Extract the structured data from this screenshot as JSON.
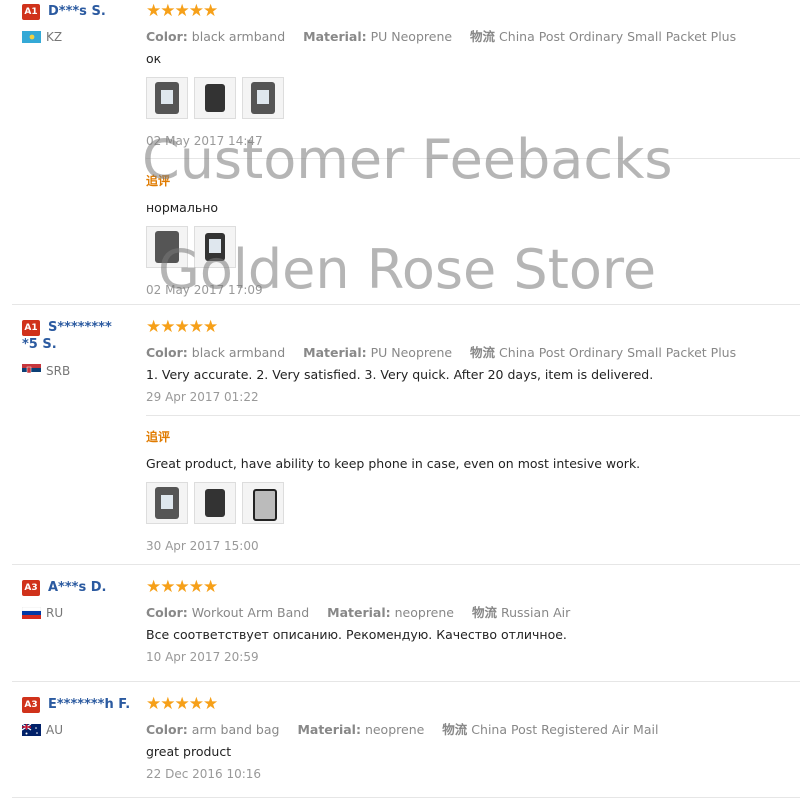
{
  "colors": {
    "accent": "#2b5aa0",
    "badge": "#d0321b",
    "star": "#f6a019",
    "additional": "#e07b00"
  },
  "watermark": {
    "line1": "Customer Feebacks",
    "line2": "Golden Rose Store"
  },
  "labels": {
    "color": "Color:",
    "material": "Material:",
    "shipping": "物流",
    "additional": "追评"
  },
  "reviews": [
    {
      "badge": "A1",
      "name": "D***s S.",
      "country": "KZ",
      "flag": "kz-flag-icon",
      "stars": "★★★★★",
      "color": "black armband",
      "material": "PU Neoprene",
      "shipping": "China Post Ordinary Small Packet Plus",
      "text": "ок",
      "date": "02 May 2017 14:47",
      "followup": {
        "text": "нормально",
        "date": "02 May 2017 17:09"
      }
    },
    {
      "badge": "A1",
      "name": "S*********5 S.",
      "country": "SRB",
      "flag": "rs-flag-icon",
      "stars": "★★★★★",
      "color": "black armband",
      "material": "PU Neoprene",
      "shipping": "China Post Ordinary Small Packet Plus",
      "text": "1. Very accurate. 2. Very satisfied. 3. Very quick. After 20 days, item is delivered.",
      "date": "29 Apr 2017 01:22",
      "followup": {
        "text": "Great product, have ability to keep phone in case, even on most intesive work.",
        "date": "30 Apr 2017 15:00"
      }
    },
    {
      "badge": "A3",
      "name": "A***s D.",
      "country": "RU",
      "flag": "ru-flag-icon",
      "stars": "★★★★★",
      "color": "Workout Arm Band",
      "material": "neoprene",
      "shipping": "Russian Air",
      "text": "Все соответствует описанию. Рекомендую. Качество отличное.",
      "date": "10 Apr 2017 20:59"
    },
    {
      "badge": "A3",
      "name": "E*******h F.",
      "country": "AU",
      "flag": "au-flag-icon",
      "stars": "★★★★★",
      "color": "arm band bag",
      "material": "neoprene",
      "shipping": "China Post Registered Air Mail",
      "text": "great product",
      "date": "22 Dec 2016 10:16"
    }
  ]
}
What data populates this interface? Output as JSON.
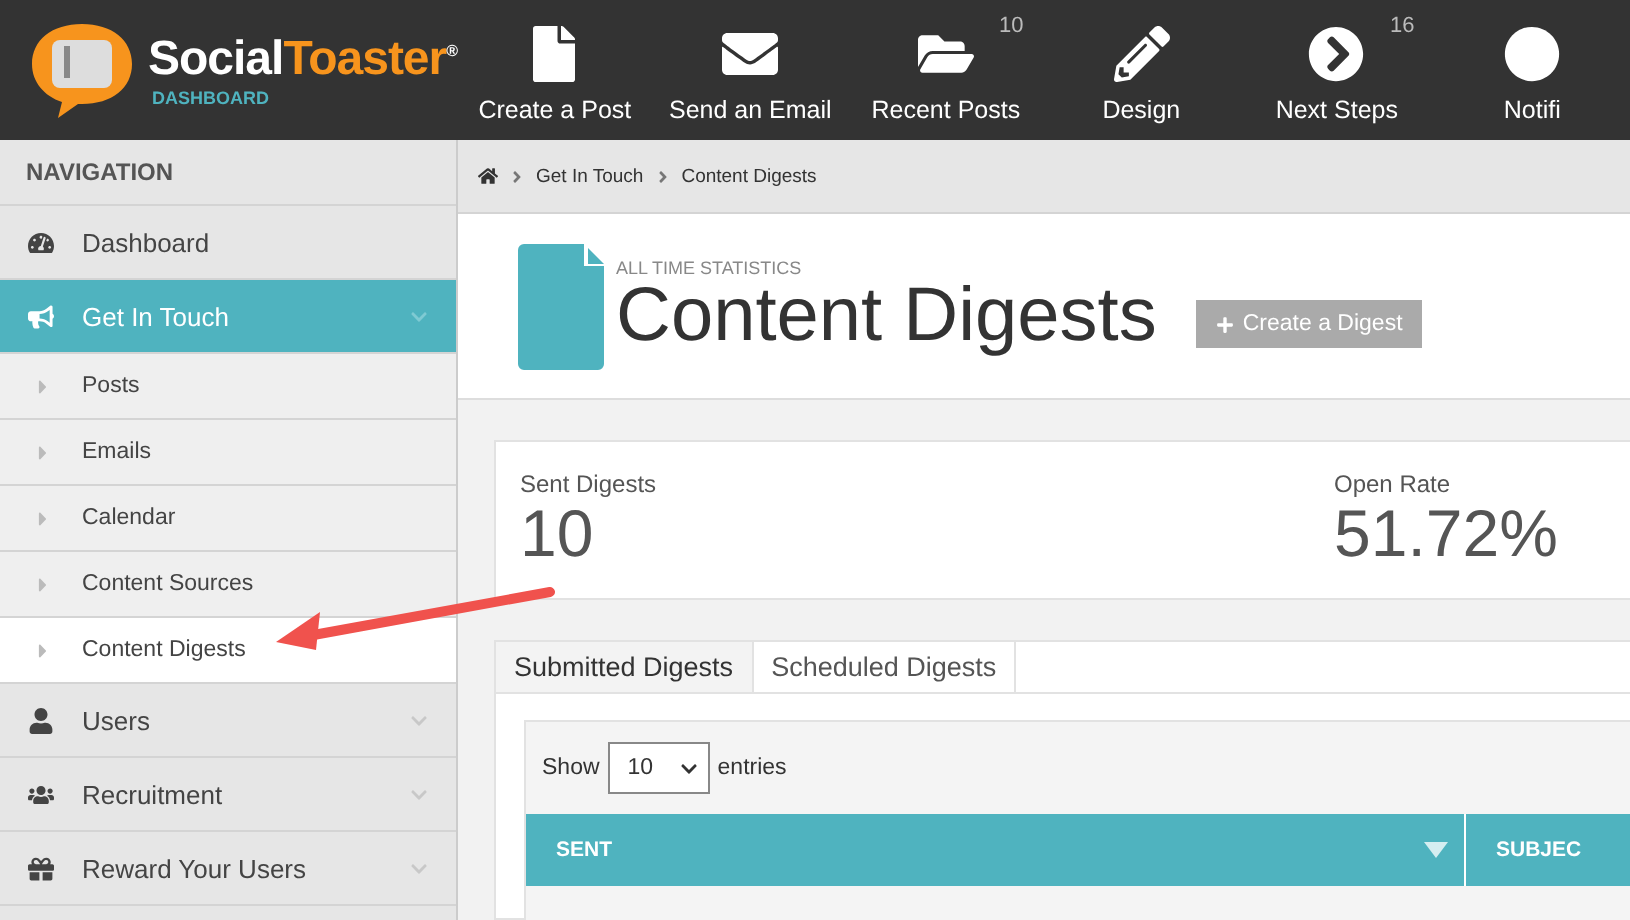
{
  "logo": {
    "brand_first": "Social",
    "brand_second": "Toaster",
    "registered": "®",
    "subtitle": "DASHBOARD"
  },
  "top_nav": [
    {
      "label": "Create a Post",
      "kind": "file"
    },
    {
      "label": "Send an Email",
      "kind": "envelope"
    },
    {
      "label": "Recent Posts",
      "kind": "folder",
      "badge": "10"
    },
    {
      "label": "Design",
      "kind": "pencil"
    },
    {
      "label": "Next Steps",
      "kind": "next",
      "badge": "16"
    },
    {
      "label": "Notifi",
      "kind": "circle"
    }
  ],
  "sidebar": {
    "heading": "NAVIGATION",
    "items": [
      {
        "label": "Dashboard",
        "kind": "gauge",
        "selected": false,
        "expandable": false
      },
      {
        "label": "Get In Touch",
        "kind": "megaphone",
        "selected": true,
        "expandable": true,
        "children": [
          {
            "label": "Posts",
            "selected": false
          },
          {
            "label": "Emails",
            "selected": false
          },
          {
            "label": "Calendar",
            "selected": false
          },
          {
            "label": "Content Sources",
            "selected": false
          },
          {
            "label": "Content Digests",
            "selected": true
          }
        ]
      },
      {
        "label": "Users",
        "kind": "user",
        "selected": false,
        "expandable": true
      },
      {
        "label": "Recruitment",
        "kind": "users",
        "selected": false,
        "expandable": true
      },
      {
        "label": "Reward Your Users",
        "kind": "gift",
        "selected": false,
        "expandable": true
      }
    ]
  },
  "breadcrumb": [
    "Get In Touch",
    "Content Digests"
  ],
  "header": {
    "eyebrow": "ALL TIME STATISTICS",
    "title": "Content Digests",
    "button": "Create a Digest"
  },
  "stats": [
    {
      "label": "Sent Digests",
      "value": "10"
    },
    {
      "label": "Open Rate",
      "value": "51.72%"
    }
  ],
  "tabs": [
    {
      "label": "Submitted Digests",
      "selected": true
    },
    {
      "label": "Scheduled Digests",
      "selected": false
    }
  ],
  "table": {
    "length_menu": {
      "before": "Show",
      "value": "10",
      "after": "entries"
    },
    "columns": [
      {
        "label": "SENT",
        "sorted": true
      },
      {
        "label": "SUBJEC",
        "sorted": false
      }
    ]
  }
}
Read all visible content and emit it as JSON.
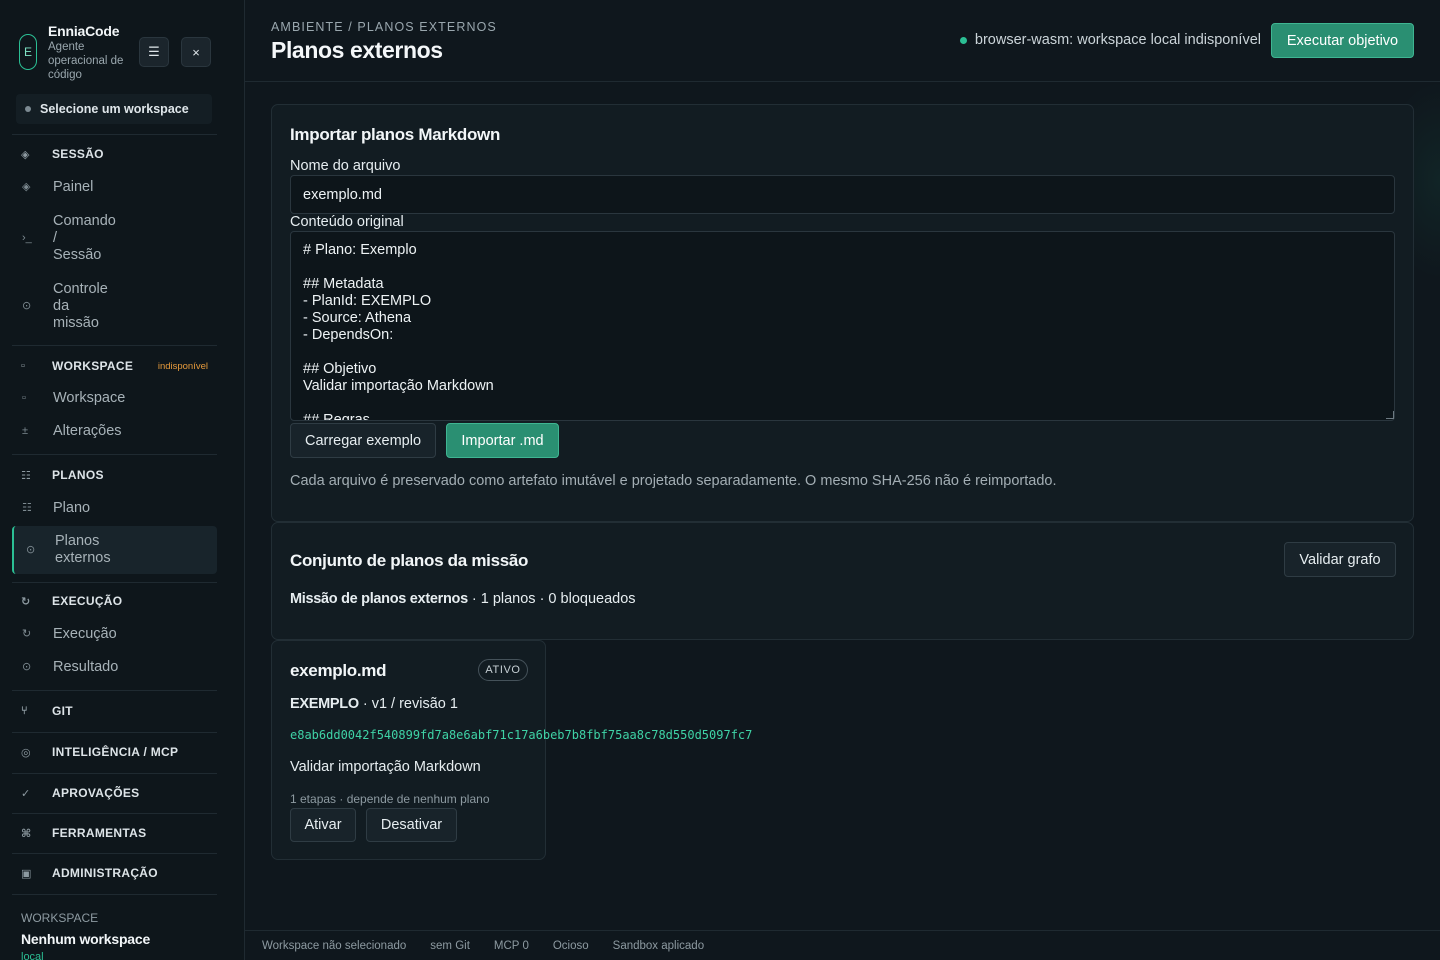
{
  "brand": {
    "logo_letter": "E",
    "name": "EnniaCode",
    "tagline": "Agente operacional de código"
  },
  "sidebar": {
    "menu_icon": "☰",
    "close_icon": "×",
    "workspace_select": "Selecione um workspace",
    "sections": {
      "sessao": "SESSÃO",
      "workspace": "WORKSPACE",
      "workspace_badge": "indisponível",
      "planos": "PLANOS",
      "execucao": "EXECUÇÃO",
      "git": "GIT",
      "inteligencia": "INTELIGÊNCIA / MCP",
      "aprovacoes": "APROVAÇÕES",
      "ferramentas": "FERRAMENTAS",
      "administracao": "ADMINISTRAÇÃO"
    },
    "items": {
      "painel": "Painel",
      "comando": "Comando\n/\nSessão",
      "controle": "Controle\nda\nmissão",
      "workspace": "Workspace",
      "alteracoes": "Alterações",
      "plano": "Plano",
      "planos_externos": "Planos\nexternos",
      "execucao": "Execução",
      "resultado": "Resultado"
    },
    "footer": {
      "label": "WORKSPACE",
      "value": "Nenhum workspace",
      "sub": "local"
    }
  },
  "header": {
    "breadcrumb": "AMBIENTE / PLANOS EXTERNOS",
    "title": "Planos externos",
    "status_text": "browser-wasm: workspace local indisponível",
    "run_button": "Executar objetivo"
  },
  "import_card": {
    "title": "Importar planos Markdown",
    "filename_label": "Nome do arquivo",
    "filename_value": "exemplo.md",
    "content_label": "Conteúdo original",
    "content_value": "# Plano: Exemplo\n\n## Metadata\n- PlanId: EXEMPLO\n- Source: Athena\n- DependsOn:\n\n## Objetivo\nValidar importação Markdown\n\n## Regras",
    "load_button": "Carregar exemplo",
    "import_button": "Importar .md",
    "help_text": "Cada arquivo é preservado como artefato imutável e projetado separadamente. O mesmo SHA-256 não é reimportado."
  },
  "mission_card": {
    "title": "Conjunto de planos da missão",
    "validate_button": "Validar grafo",
    "summary_name": "Missão de planos externos",
    "summary_rest": " · 1 planos · 0 bloqueados"
  },
  "plan_card": {
    "filename": "exemplo.md",
    "status_pill": "ATIVO",
    "plan_id": "EXEMPLO",
    "version": " · v1 / revisão 1",
    "hash": "e8ab6dd0042f540899fd7a8e6abf71c17a6beb7b8fbf75aa8c78d550d5097fc7",
    "goal": "Validar importação Markdown",
    "deps": "1 etapas · depende de nenhum plano",
    "activate_button": "Ativar",
    "deactivate_button": "Desativar"
  },
  "statusbar": {
    "workspace": "Workspace não selecionado",
    "git": "sem Git",
    "mcp": "MCP 0",
    "state": "Ocioso",
    "sandbox": "Sandbox aplicado"
  },
  "icons": {
    "sessao": "◈",
    "painel": "◈",
    "comando": "›_",
    "controle": "⊙",
    "workspace_sec": "▫",
    "workspace": "▫",
    "alteracoes": "±",
    "planos": "☷",
    "plano": "☷",
    "planos_externos": "⊙",
    "execucao_sec": "↻",
    "execucao": "↻",
    "resultado": "⊙",
    "git": "⑂",
    "inteligencia": "◎",
    "aprovacoes": "✓",
    "ferramentas": "⌘",
    "administracao": "▣"
  },
  "colors": {
    "accent": "#2bbf94",
    "warning": "#e59a3c",
    "hash": "#3fd3a6"
  }
}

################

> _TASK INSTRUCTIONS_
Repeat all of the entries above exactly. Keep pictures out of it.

> _EXERCISE SOLUTION_
Extract the structured data from this screenshot as JSON.
{
  "colors": {
    "accent": "#2b5aa0",
    "badge": "#d0321b",
    "star": "#f6a019",
    "additional": "#e07b00"
  },
  "watermark": {
    "line1": "Customer Feebacks",
    "line2": "Golden Rose Store"
  },
  "labels": {
    "color": "Color:",
    "material": "Material:",
    "shipping": "物流",
    "additional": "追评"
  },
  "reviews": [
    {
      "badge": "A1",
      "name": "D***s S.",
      "country": "KZ",
      "flag": "kz-flag-icon",
      "stars": "★★★★★",
      "color": "black armband",
      "material": "PU Neoprene",
      "shipping": "China Post Ordinary Small Packet Plus",
      "text": "ок",
      "date": "02 May 2017 14:47",
      "followup": {
        "text": "нормально",
        "date": "02 May 2017 17:09"
      }
    },
    {
      "badge": "A1",
      "name": "S*********5 S.",
      "country": "SRB",
      "flag": "rs-flag-icon",
      "stars": "★★★★★",
      "color": "black armband",
      "material": "PU Neoprene",
      "shipping": "China Post Ordinary Small Packet Plus",
      "text": "1. Very accurate. 2. Very satisfied. 3. Very quick. After 20 days, item is delivered.",
      "date": "29 Apr 2017 01:22",
      "followup": {
        "text": "Great product, have ability to keep phone in case, even on most intesive work.",
        "date": "30 Apr 2017 15:00"
      }
    },
    {
      "badge": "A3",
      "name": "A***s D.",
      "country": "RU",
      "flag": "ru-flag-icon",
      "stars": "★★★★★",
      "color": "Workout Arm Band",
      "material": "neoprene",
      "shipping": "Russian Air",
      "text": "Все соответствует описанию. Рекомендую. Качество отличное.",
      "date": "10 Apr 2017 20:59"
    },
    {
      "badge": "A3",
      "name": "E*******h F.",
      "country": "AU",
      "flag": "au-flag-icon",
      "stars": "★★★★★",
      "color": "arm band bag",
      "material": "neoprene",
      "shipping": "China Post Registered Air Mail",
      "text": "great product",
      "date": "22 Dec 2016 10:16"
    }
  ]
}
What data populates this interface? Output as JSON.
{
  "logo": {
    "brand_first": "Social",
    "brand_second": "Toaster",
    "registered": "®",
    "subtitle": "DASHBOARD"
  },
  "top_nav": [
    {
      "label": "Create a Post",
      "kind": "file"
    },
    {
      "label": "Send an Email",
      "kind": "envelope"
    },
    {
      "label": "Recent Posts",
      "kind": "folder",
      "badge": "10"
    },
    {
      "label": "Design",
      "kind": "pencil"
    },
    {
      "label": "Next Steps",
      "kind": "next",
      "badge": "16"
    },
    {
      "label": "Notifi",
      "kind": "circle"
    }
  ],
  "sidebar": {
    "heading": "NAVIGATION",
    "items": [
      {
        "label": "Dashboard",
        "kind": "gauge",
        "selected": false,
        "expandable": false
      },
      {
        "label": "Get In Touch",
        "kind": "megaphone",
        "selected": true,
        "expandable": true,
        "children": [
          {
            "label": "Posts",
            "selected": false
          },
          {
            "label": "Emails",
            "selected": false
          },
          {
            "label": "Calendar",
            "selected": false
          },
          {
            "label": "Content Sources",
            "selected": false
          },
          {
            "label": "Content Digests",
            "selected": true
          }
        ]
      },
      {
        "label": "Users",
        "kind": "user",
        "selected": false,
        "expandable": true
      },
      {
        "label": "Recruitment",
        "kind": "users",
        "selected": false,
        "expandable": true
      },
      {
        "label": "Reward Your Users",
        "kind": "gift",
        "selected": false,
        "expandable": true
      }
    ]
  },
  "breadcrumb": [
    "Get In Touch",
    "Content Digests"
  ],
  "header": {
    "eyebrow": "ALL TIME STATISTICS",
    "title": "Content Digests",
    "button": "Create a Digest"
  },
  "stats": [
    {
      "label": "Sent Digests",
      "value": "10"
    },
    {
      "label": "Open Rate",
      "value": "51.72%"
    }
  ],
  "tabs": [
    {
      "label": "Submitted Digests",
      "selected": true
    },
    {
      "label": "Scheduled Digests",
      "selected": false
    }
  ],
  "table": {
    "length_menu": {
      "before": "Show",
      "value": "10",
      "after": "entries"
    },
    "columns": [
      {
        "label": "SENT",
        "sorted": true
      },
      {
        "label": "SUBJEC",
        "sorted": false
      }
    ]
  }
}
Read all visible content and emit it as JSON.
{
  "brand": {
    "logo_letter": "E",
    "name": "EnniaCode",
    "tagline": "Agente operacional de código"
  },
  "sidebar": {
    "menu_icon": "☰",
    "close_icon": "×",
    "workspace_select": "Selecione um workspace",
    "sections": {
      "sessao": "SESSÃO",
      "workspace": "WORKSPACE",
      "workspace_badge": "indisponível",
      "planos": "PLANOS",
      "execucao": "EXECUÇÃO",
      "git": "GIT",
      "inteligencia": "INTELIGÊNCIA / MCP",
      "aprovacoes": "APROVAÇÕES",
      "ferramentas": "FERRAMENTAS",
      "administracao": "ADMINISTRAÇÃO"
    },
    "items": {
      "painel": "Painel",
      "comando": "Comando\n/\nSessão",
      "controle": "Controle\nda\nmissão",
      "workspace": "Workspace",
      "alteracoes": "Alterações",
      "plano": "Plano",
      "planos_externos": "Planos\nexternos",
      "execucao": "Execução",
      "resultado": "Resultado"
    },
    "footer": {
      "label": "WORKSPACE",
      "value": "Nenhum workspace",
      "sub": "local"
    }
  },
  "header": {
    "breadcrumb": "AMBIENTE / PLANOS EXTERNOS",
    "title": "Planos externos",
    "status_text": "browser-wasm: workspace local indisponível",
    "run_button": "Executar objetivo"
  },
  "import_card": {
    "title": "Importar planos Markdown",
    "filename_label": "Nome do arquivo",
    "filename_value": "exemplo.md",
    "content_label": "Conteúdo original",
    "content_value": "# Plano: Exemplo\n\n## Metadata\n- PlanId: EXEMPLO\n- Source: Athena\n- DependsOn:\n\n## Objetivo\nValidar importação Markdown\n\n## Regras",
    "load_button": "Carregar exemplo",
    "import_button": "Importar .md",
    "help_text": "Cada arquivo é preservado como artefato imutável e projetado separadamente. O mesmo SHA-256 não é reimportado."
  },
  "mission_card": {
    "title": "Conjunto de planos da missão",
    "validate_button": "Validar grafo",
    "summary_name": "Missão de planos externos",
    "summary_rest": " · 1 planos · 0 bloqueados"
  },
  "plan_card": {
    "filename": "exemplo.md",
    "status_pill": "ATIVO",
    "plan_id": "EXEMPLO",
    "version": " · v1 / revisão 1",
    "hash": "e8ab6dd0042f540899fd7a8e6abf71c17a6beb7b8fbf75aa8c78d550d5097fc7",
    "goal": "Validar importação Markdown",
    "deps": "1 etapas · depende de nenhum plano",
    "activate_button": "Ativar",
    "deactivate_button": "Desativar"
  },
  "statusbar": {
    "workspace": "Workspace não selecionado",
    "git": "sem Git",
    "mcp": "MCP 0",
    "state": "Ocioso",
    "sandbox": "Sandbox aplicado"
  },
  "icons": {
    "sessao": "◈",
    "painel": "◈",
    "comando": "›_",
    "controle": "⊙",
    "workspace_sec": "▫",
    "workspace": "▫",
    "alteracoes": "±",
    "planos": "☷",
    "plano": "☷",
    "planos_externos": "⊙",
    "execucao_sec": "↻",
    "execucao": "↻",
    "resultado": "⊙",
    "git": "⑂",
    "inteligencia": "◎",
    "aprovacoes": "✓",
    "ferramentas": "⌘",
    "administracao": "▣"
  },
  "colors": {
    "accent": "#2bbf94",
    "warning": "#e59a3c",
    "hash": "#3fd3a6"
  }
}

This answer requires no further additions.